The boom in sales caused her to quit her marketing job to devote all her time to the business. She made $160,000 in revenue that first year, and her business has been booming ever since.
9. A woman got rich writing One Direction fan fiction.
We all know the story of E.L. James' Fifty Shades of Grey and how it was originally just Twilight fan fiction. Well, author Anna Todd decided to copy that formula when writing her successful After series. The books were originally One Direction fan fiction that she published on the story-sharing platform Wattpad. After gaining a huge following, she caught the eye of a publisher, and now she's making six figure selling her books in bookstores.
"One thing that fan fiction writers have is data," Ashleigh Gardner, head of content at Wattpad, told Cosmo. "You tell them how many reads you have, how many followers you have, where you're active online. Show them that you have this built-in network behind you."
10. A struggling mom turned her beauty blog into a six-figure career.
Back in 2014, Ellarie Noel's beauty blog was just a hobby, but after getting laid off from her job, she decided to turn it into a lucrative full-time career. She now makes money via sponsored posts and partnerships with brands on her Instagram. Today, she has 1.3 million followers and works with brands like Olay and CoverGirl.
11. A guy makes millions from his hairy back.
Matt Dryfhout took his back hair problem and turned it into a career. After a painful experience getting his back waxed, he decided to invent a better solution: the Bakblade. The device allows men to shave their backs with no pain or shaving gel. Although sales were slow at first, a successful crowdfunding campaign amassed thousands of buyers. In 2017, the business made $4.7 million.
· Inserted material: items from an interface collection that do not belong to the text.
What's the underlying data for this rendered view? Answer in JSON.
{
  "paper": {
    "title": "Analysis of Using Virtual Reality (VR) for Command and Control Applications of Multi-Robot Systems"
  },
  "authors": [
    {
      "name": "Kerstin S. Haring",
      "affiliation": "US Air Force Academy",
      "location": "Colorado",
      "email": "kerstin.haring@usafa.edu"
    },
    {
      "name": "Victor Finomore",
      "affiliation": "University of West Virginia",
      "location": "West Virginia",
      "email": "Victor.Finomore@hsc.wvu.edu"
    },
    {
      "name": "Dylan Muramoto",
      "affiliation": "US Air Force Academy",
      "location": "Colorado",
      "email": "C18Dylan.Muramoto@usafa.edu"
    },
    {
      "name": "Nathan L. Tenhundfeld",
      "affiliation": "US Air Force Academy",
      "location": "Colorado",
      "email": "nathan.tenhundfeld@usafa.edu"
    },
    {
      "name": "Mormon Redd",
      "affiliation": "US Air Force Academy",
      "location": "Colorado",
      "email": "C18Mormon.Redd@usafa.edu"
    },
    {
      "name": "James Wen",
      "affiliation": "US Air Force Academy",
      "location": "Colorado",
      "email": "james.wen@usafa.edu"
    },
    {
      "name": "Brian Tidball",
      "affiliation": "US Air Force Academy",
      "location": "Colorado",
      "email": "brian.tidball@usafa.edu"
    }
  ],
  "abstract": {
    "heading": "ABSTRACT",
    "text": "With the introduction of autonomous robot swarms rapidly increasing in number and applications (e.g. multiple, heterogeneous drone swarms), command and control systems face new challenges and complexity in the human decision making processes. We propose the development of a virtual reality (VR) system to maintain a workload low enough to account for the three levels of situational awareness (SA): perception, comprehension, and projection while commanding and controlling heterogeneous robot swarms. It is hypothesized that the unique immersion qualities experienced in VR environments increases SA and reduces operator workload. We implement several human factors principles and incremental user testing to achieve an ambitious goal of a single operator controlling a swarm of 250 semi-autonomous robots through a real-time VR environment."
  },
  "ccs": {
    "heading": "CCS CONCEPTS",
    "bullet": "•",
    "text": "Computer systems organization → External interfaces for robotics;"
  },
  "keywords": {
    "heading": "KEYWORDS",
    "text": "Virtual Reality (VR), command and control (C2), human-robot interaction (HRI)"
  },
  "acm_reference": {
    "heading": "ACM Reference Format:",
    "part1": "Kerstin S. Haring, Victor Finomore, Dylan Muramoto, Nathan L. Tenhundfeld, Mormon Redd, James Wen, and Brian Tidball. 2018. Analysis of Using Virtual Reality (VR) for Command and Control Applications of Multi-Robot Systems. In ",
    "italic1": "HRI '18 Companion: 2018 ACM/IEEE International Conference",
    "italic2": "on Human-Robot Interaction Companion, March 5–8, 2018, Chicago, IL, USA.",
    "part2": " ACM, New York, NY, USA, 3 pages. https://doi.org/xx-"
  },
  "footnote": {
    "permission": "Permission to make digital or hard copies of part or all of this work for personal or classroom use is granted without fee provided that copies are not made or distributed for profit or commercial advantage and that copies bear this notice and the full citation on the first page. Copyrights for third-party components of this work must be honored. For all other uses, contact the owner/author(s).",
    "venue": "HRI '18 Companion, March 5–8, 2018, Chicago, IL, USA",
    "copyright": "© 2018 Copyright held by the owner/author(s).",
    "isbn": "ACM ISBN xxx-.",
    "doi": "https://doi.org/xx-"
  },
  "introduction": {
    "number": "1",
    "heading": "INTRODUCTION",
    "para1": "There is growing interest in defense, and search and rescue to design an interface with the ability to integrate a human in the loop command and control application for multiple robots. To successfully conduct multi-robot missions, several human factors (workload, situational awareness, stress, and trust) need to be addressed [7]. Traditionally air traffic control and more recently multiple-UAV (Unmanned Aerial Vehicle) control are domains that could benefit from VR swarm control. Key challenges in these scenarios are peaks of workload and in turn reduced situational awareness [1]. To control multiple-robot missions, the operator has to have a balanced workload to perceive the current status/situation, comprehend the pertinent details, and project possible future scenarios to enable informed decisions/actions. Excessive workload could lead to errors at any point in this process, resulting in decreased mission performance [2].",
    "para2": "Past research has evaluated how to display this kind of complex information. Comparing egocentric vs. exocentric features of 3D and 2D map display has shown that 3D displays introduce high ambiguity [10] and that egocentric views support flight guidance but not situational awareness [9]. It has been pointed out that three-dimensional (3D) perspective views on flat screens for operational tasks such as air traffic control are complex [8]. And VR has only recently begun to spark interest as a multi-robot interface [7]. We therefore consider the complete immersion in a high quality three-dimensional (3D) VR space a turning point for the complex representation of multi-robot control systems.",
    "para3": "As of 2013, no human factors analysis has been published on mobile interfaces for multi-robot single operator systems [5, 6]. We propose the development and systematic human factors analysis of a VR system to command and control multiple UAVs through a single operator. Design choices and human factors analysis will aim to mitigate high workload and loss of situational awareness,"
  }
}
“We are in the process of speaking with private medical suppliers for licensing our IP [intellectual property] for medical supplies for those in trauma or having pre-surgery razors,” he told CNBC. “I think we can get to $50 million in the next couple of years.”
12. A woman earns six figures just traveling the world.
Jill DeConti was working in finance when she decided to quit her job, sell her house, and travel the world. It's everyone's dream, but she managed to make it a reality (and not go broke while doing it) by starting a side business sourcing products online and selling them on various platforms and running a marketing company. At first she was working 12-hour days to run her business, but she now outsources most of her duties to virtual assistants. While globetrotting around Bali, she only works five hours a day and is bringing in six figures a year.
"I am not special, I'm just a girl that had a dream and gave it a chance," she told The Daily Mail. "Anyone can do what I'm doing, they just have to begin with one step at a time. You have to have full faith in yourself."